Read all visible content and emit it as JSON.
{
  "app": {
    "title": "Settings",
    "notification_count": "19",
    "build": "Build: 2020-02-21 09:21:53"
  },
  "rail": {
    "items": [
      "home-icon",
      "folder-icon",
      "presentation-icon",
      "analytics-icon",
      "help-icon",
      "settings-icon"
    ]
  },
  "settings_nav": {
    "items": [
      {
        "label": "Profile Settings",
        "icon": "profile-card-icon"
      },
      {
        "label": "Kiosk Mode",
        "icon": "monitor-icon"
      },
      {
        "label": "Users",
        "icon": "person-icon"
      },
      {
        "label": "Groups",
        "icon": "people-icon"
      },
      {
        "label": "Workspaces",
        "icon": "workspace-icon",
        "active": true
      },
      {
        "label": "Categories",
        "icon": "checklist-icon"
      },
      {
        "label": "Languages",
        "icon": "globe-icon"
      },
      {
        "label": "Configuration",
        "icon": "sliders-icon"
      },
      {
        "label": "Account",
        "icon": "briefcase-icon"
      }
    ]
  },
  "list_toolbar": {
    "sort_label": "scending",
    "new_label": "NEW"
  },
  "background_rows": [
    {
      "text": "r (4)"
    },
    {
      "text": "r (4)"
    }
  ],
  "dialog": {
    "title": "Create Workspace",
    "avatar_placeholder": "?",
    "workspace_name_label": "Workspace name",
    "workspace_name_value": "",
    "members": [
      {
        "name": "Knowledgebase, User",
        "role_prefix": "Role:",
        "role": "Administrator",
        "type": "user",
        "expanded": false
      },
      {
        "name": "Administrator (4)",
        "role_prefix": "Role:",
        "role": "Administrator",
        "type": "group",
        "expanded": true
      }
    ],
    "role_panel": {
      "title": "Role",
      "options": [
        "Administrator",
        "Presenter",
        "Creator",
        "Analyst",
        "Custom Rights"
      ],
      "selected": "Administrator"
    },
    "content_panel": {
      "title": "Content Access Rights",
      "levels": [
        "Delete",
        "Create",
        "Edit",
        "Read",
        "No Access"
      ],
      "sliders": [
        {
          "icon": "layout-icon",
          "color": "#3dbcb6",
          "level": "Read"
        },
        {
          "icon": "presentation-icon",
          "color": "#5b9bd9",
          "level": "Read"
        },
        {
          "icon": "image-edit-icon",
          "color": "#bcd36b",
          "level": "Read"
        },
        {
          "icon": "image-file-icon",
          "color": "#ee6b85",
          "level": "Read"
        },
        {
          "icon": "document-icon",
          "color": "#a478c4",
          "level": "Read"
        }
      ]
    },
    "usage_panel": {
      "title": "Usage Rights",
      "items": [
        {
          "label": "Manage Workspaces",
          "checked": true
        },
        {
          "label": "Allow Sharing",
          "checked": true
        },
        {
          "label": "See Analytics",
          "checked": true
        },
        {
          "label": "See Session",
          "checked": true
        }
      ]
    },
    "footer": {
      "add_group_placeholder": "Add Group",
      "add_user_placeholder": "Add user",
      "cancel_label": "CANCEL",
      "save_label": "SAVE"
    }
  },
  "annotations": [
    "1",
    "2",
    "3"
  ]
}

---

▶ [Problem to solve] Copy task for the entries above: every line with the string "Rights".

▶ [Written answer]
        "Custom Rights"
      "title": "Content Access Rights",
      "title": "Usage Rights",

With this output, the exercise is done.